■ **PROBLEM TO WORK ON**
Whenever a line of the data below holds the string "only", copy that line.

■ **DATA TO EXAMINE**
▼

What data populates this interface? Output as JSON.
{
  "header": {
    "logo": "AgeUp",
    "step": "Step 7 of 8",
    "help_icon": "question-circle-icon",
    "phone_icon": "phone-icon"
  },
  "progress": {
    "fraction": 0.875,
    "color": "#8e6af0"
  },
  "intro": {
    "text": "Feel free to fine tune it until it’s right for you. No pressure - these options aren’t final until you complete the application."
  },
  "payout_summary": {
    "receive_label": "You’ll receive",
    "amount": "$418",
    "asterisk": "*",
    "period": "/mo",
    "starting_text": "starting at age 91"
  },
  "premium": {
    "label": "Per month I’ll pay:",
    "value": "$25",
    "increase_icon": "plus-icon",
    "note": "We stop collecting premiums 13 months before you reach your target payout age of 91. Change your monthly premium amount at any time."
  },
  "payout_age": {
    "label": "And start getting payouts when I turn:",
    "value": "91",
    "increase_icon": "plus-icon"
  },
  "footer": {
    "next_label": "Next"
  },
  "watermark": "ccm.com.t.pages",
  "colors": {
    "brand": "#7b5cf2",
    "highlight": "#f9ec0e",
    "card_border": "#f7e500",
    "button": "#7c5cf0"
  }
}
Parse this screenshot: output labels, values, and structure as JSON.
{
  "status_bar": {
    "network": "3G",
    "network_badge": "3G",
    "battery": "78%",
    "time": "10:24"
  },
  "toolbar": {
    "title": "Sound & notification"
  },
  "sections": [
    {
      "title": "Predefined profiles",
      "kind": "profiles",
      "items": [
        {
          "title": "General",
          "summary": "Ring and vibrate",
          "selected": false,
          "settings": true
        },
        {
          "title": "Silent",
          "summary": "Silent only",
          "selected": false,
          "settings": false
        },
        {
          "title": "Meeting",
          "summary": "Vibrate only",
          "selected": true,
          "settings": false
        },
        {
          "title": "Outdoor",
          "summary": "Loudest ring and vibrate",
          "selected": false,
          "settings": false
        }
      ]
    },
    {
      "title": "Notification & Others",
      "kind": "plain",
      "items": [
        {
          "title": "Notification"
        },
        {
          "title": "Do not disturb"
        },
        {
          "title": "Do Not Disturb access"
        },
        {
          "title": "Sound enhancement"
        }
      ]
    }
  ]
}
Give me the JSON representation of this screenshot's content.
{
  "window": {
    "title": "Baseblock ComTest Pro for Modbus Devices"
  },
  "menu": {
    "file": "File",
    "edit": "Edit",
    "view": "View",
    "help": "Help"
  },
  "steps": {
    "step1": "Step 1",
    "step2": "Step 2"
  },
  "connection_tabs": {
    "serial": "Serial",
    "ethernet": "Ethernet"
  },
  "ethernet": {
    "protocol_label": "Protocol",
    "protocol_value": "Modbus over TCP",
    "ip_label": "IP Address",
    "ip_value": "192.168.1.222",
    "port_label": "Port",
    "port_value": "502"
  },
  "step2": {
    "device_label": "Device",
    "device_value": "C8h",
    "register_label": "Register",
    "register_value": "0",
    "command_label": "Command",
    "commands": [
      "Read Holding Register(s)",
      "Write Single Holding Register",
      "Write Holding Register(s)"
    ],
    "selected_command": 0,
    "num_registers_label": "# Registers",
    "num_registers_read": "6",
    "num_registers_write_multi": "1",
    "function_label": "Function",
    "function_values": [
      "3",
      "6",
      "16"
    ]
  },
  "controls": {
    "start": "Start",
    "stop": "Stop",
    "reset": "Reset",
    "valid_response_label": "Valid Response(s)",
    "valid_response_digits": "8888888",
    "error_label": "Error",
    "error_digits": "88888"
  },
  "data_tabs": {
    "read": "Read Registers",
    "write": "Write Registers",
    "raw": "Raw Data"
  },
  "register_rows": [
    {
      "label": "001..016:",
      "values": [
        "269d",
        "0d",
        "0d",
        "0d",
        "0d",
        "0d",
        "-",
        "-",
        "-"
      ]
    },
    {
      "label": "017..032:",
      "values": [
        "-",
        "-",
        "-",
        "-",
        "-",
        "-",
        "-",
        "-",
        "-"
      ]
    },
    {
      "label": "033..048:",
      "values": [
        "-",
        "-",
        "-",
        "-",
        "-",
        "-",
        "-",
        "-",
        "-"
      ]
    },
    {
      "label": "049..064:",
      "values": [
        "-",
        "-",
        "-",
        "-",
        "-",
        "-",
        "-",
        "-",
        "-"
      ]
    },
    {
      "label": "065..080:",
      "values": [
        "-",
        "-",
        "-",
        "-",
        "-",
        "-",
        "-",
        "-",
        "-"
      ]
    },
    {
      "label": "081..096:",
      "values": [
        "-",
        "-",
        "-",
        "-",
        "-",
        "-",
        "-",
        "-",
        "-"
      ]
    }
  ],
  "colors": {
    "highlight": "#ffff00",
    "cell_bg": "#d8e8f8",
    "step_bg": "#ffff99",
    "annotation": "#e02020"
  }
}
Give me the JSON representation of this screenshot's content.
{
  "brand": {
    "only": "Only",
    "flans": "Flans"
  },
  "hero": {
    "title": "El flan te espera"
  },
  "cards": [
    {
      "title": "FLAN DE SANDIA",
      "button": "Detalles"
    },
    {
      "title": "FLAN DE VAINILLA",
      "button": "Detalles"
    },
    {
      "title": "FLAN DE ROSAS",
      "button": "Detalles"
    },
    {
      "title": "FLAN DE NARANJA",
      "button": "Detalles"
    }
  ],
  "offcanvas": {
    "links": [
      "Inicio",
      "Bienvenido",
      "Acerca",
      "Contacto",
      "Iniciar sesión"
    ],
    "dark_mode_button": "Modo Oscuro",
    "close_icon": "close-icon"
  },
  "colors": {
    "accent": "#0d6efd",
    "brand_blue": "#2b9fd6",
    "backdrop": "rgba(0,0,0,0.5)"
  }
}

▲

■ **EXPECTED ANSWER**
          "summary": "Silent only",
          "summary": "Vibrate only",
    "only": "Only",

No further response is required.